Footlight Parade
(USA 1933) (8): When talking pictures threaten to kill Broadway, famous stage director Chester Kent (James Cagney, acting and dancing!) decides to fight back by producing a string of big budget “prologues”—live song and dance numbers that precede a motion picture. Gathering a string of eager chorus girls and talented nobodies (including Ruby Keeler and Dick Powell) he sets out to wow cinema audiences with one audacious extravaganza after another. But a rival producer is hellbent on stealing Kent’s best ideas and a platinum blonde chiseler (Claire Dodd) is after his money. Thankfully his faithful secretary (Joan Blondell) is there to keep things from flying apart but she is more interested in winning his heart than in saving the show. The corny performances may hearken back to the silent era but the musical numbers are pure Hollywood gold with a delightful “Cats” routine filmed fifteen years before Andrew Lloyd Webber was even born, a racy rendition of “Honeymoon Hotel” with sliding walls and half-naked virgins, and the pièce de résistance, an amazing aquatic sequence with underwater cameras, synchronized swimmers smiling through all the chlorine, and a glitzy human fountain that goes beyond camp.
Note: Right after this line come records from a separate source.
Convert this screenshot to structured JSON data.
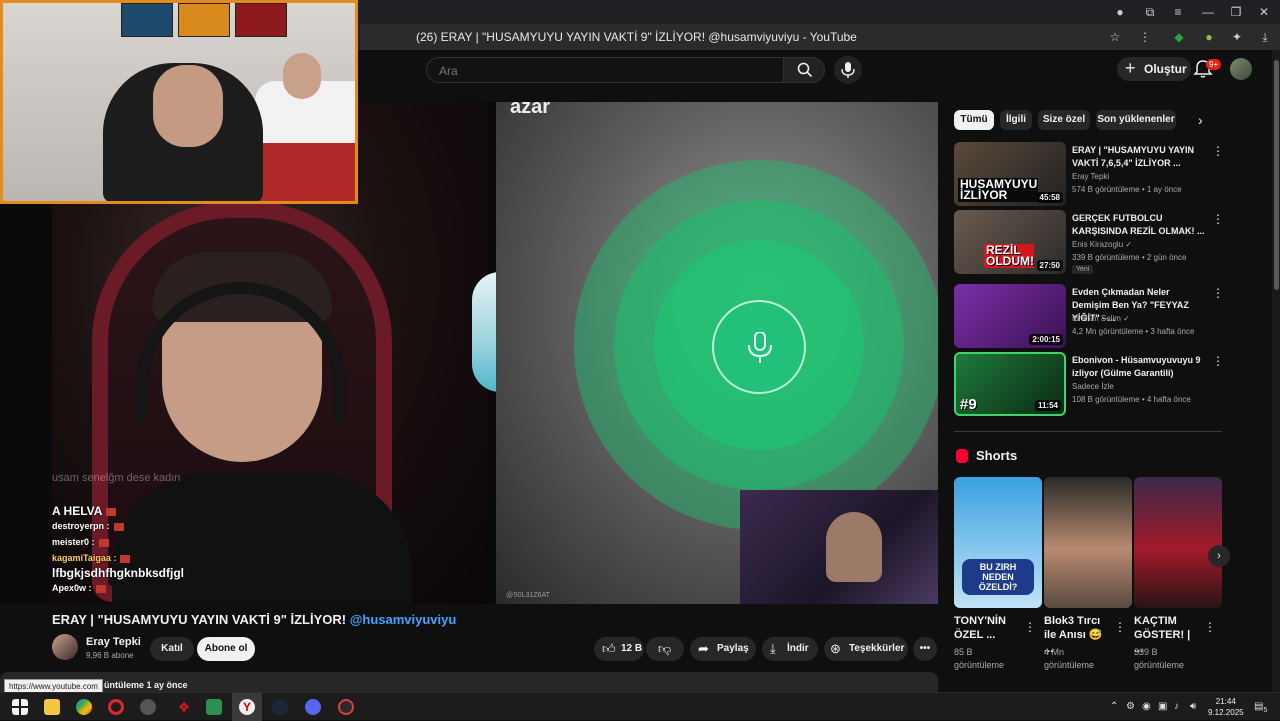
{
  "browser": {
    "window_title": "(26) ERAY | \"HUSAMYUYU YAYIN VAKTİ 9\" İZLİYOR! @husamviyuviyu - YouTube"
  },
  "masthead": {
    "search_placeholder": "Ara",
    "create_label": "Oluştur",
    "notification_count": "9+"
  },
  "video": {
    "overlay_text_left": "azar",
    "chat": [
      {
        "user": "A HELVA",
        "big": true
      },
      {
        "user": "destroyerpn :",
        "big": false
      },
      {
        "user": "meister0 :",
        "big": false
      },
      {
        "user": "kagamiTaigaa :",
        "big": false
      },
      {
        "user": "lfbgkjsdhfhgknbksdfjgl",
        "big": true
      },
      {
        "user": "Apex0w :",
        "big": false
      }
    ],
    "chat_faded": "usam  senelğm dese kadın",
    "inset_watermark": "@S0L31Z6AT",
    "title_main": "ERAY | \"HUSAMYUYU YAYIN VAKTİ 9\" İZLİYOR! ",
    "title_tag": "@husamviyuviyu",
    "channel_name": "Eray Tepki",
    "subscribers": "9,96 B abone",
    "join_label": "Katıl",
    "subscribe_label": "Abone ol",
    "likes": "12 B",
    "share_label": "Paylaş",
    "download_label": "İndir",
    "thanks_label": "Teşekkürler",
    "description_meta": "üntüleme  1 ay önce",
    "status_url": "https://www.youtube.com"
  },
  "chips": [
    "Tümü",
    "İlgili",
    "Size özel",
    "Son yüklenenler"
  ],
  "recommendations": [
    {
      "title": "ERAY | \"HUSAMYUYU YAYIN VAKTİ 7,6,5,4\" İZLİYOR ...",
      "channel": "Eray Tepki",
      "meta": "574 B görüntüleme • 1 ay önce",
      "duration": "45:58",
      "thumb_text": "HUSAMYUYU İZLİYOR",
      "new": ""
    },
    {
      "title": "GERÇEK FUTBOLCU KARŞISINDA REZİL OLMAK! ...",
      "channel": "Enis Kirazoglu ✓",
      "meta": "339 B görüntüleme • 2 gün önce",
      "duration": "27:50",
      "thumb_text": "REZİL OLDUM!",
      "new": "Yeni"
    },
    {
      "title": "Evden Çıkmadan Neler Demişim Ben Ya? \"FEYYAZ YİĞİT\" - ...",
      "channel": "İbrahim Selim ✓",
      "meta": "4,2 Mn görüntüleme • 3 hafta önce",
      "duration": "2:00:15",
      "thumb_text": "",
      "new": ""
    },
    {
      "title": "Ebonivon - Hüsamvuyuvuyu 9 izliyor (Gülme Garantili)",
      "channel": "Sadece İzle",
      "meta": "108 B görüntüleme • 4 hafta önce",
      "duration": "11:54",
      "thumb_text": "#9",
      "new": ""
    }
  ],
  "shorts": {
    "header": "Shorts",
    "items": [
      {
        "title": "TONY'NİN ÖZEL ...",
        "views": "85 B görüntüleme",
        "thumb_text": "BU ZIRH NEDEN ÖZELDİ?"
      },
      {
        "title": "Blok3 Tırcı ile Anısı 😅 ...",
        "views": "4 Mn görüntüleme",
        "thumb_text": ""
      },
      {
        "title": "KAÇTIM GÖSTER! | ...",
        "views": "339 B görüntüleme",
        "thumb_text": ""
      }
    ]
  },
  "taskbar": {
    "time": "21:44",
    "date": "9.12.2025",
    "notif_count": "5"
  },
  "colors": {
    "accent_orange": "#e58b1e",
    "youtube_red": "#ff0033",
    "mic_green": "#22c07a",
    "link_blue": "#3ea6ff"
  }
}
Breathtakingly choreographed by the legendary Busby Berkeley and featuring a great deal of risqué, pre-code humour—not to mention glaring allusions to adultery, drugs, prostitution, and a whole lot of female flesh—this is a grand old fossil of a film from the beginning of Hollywood’s golden era.